Chicago Journal of International Law


This essay briefly presents perspectives on certain structural features of the South African income tax system. Most of the comments are directed at steps that can be taken to enhance South Africa's economic growth and job growth. Given that the unemployment rate among South Africa's non-White population exceeds the unemployment rate in the United States during the Depression, it is crucial that South Africa adopt tax and other policies that will lead it to higher economic growth. The importance of the tax system in generating growth was recognized by President Thabo Mbeki in a speech he gave on July 17, 2000 at a meeting of the African National Congress ("ANC"), the dominant political party in South Africa.
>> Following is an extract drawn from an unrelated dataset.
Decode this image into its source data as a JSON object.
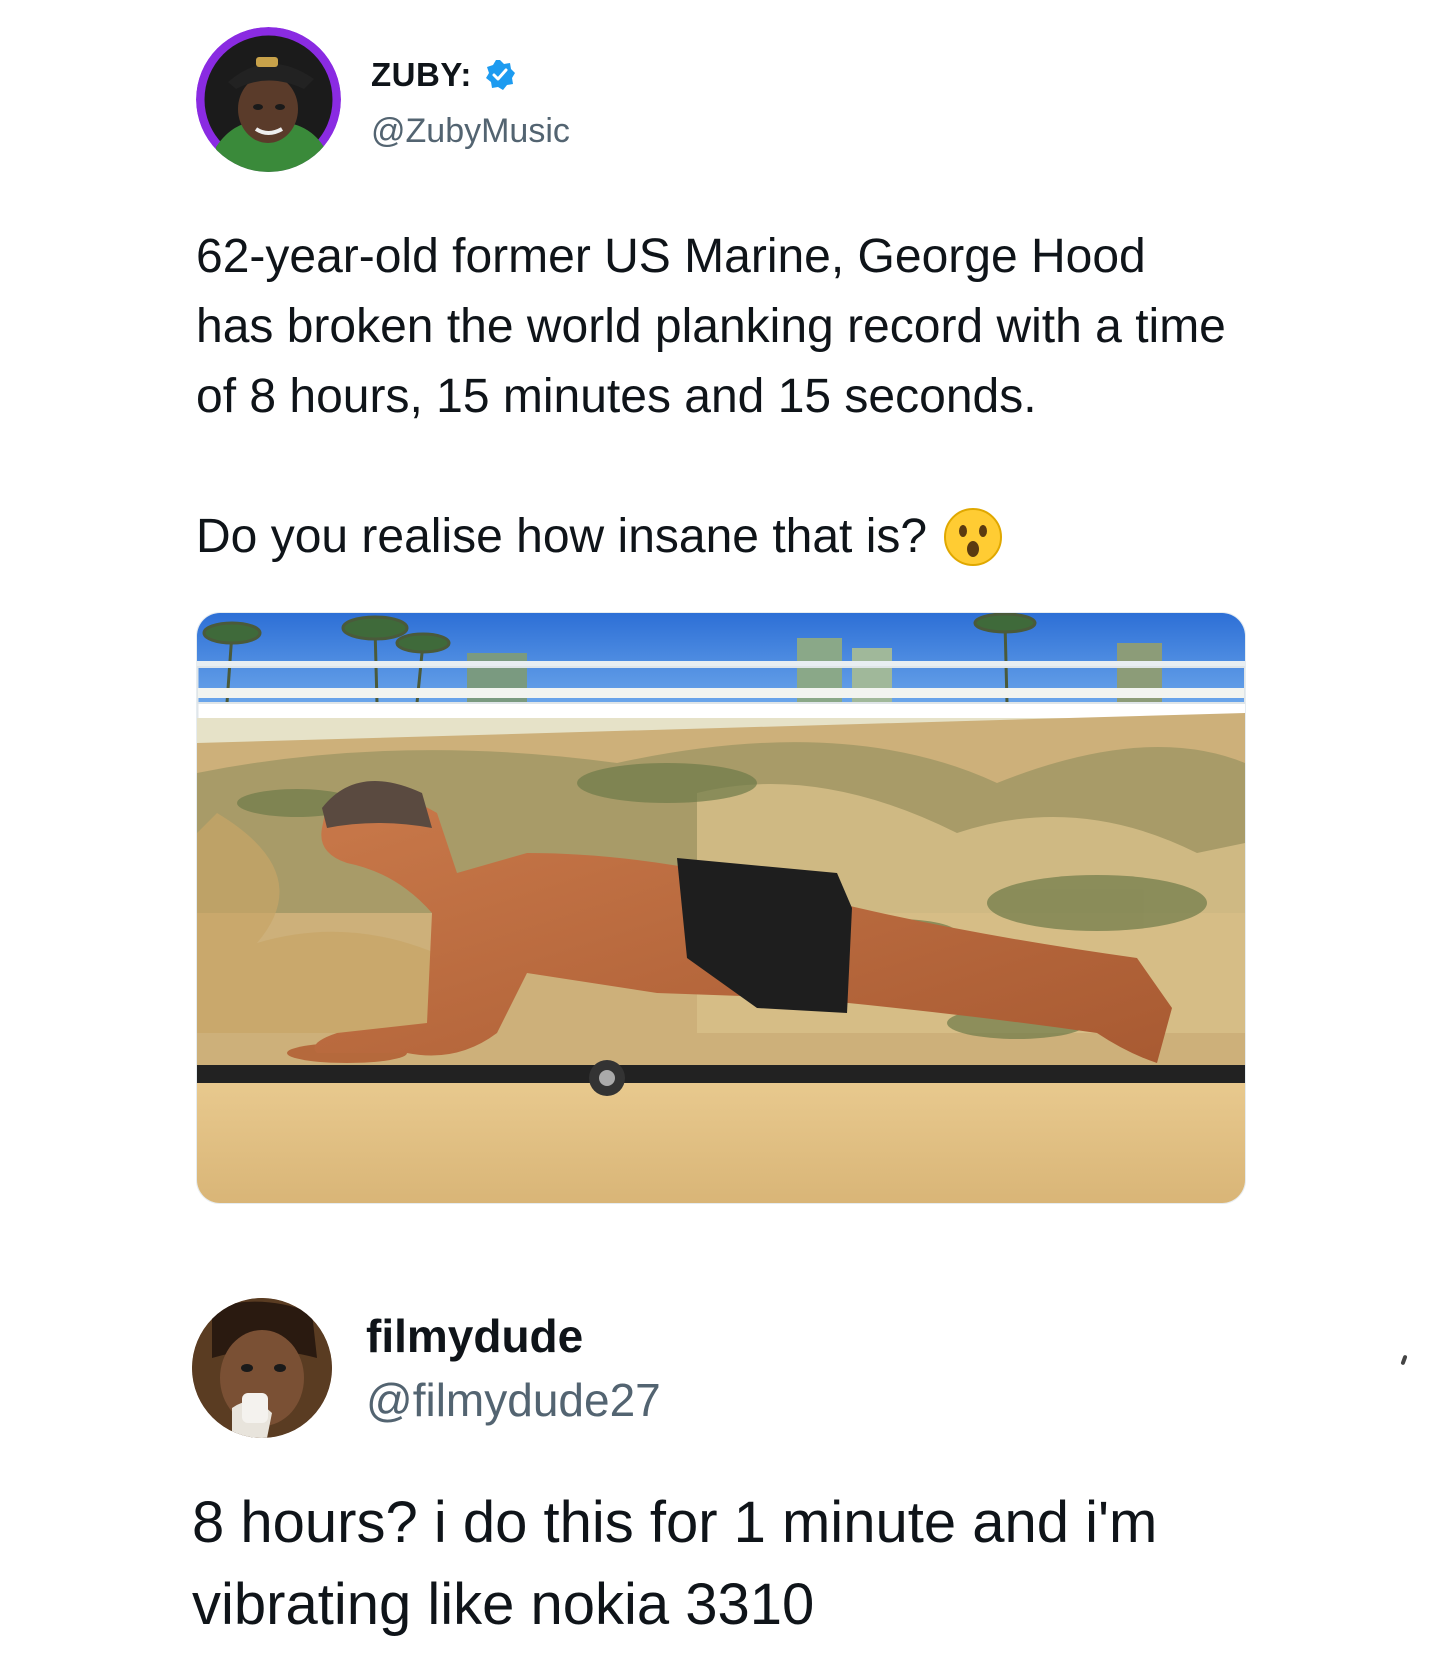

At this meeting, President Mbeki proposed that "foreign companies be offered tax breaks and other incentives to invest in manufacturing plants in South Africa." South Africa currently does not have in its Income Tax Act investment incentives, such as investment tax credits, jobs tax credits, research and development credits, and empowerment zones, each of which is or has been employed in the United States. I believe that South Africa should carefully craft tax incentives to promote both savings and investment, and I set out a broad outline of a set of such incentives in Section II(D) below. These incentives would be consistent with the recent decision by the ANC to "refocus its economic policy priority from strict macroeconomic management to growth targets like jobs and investment".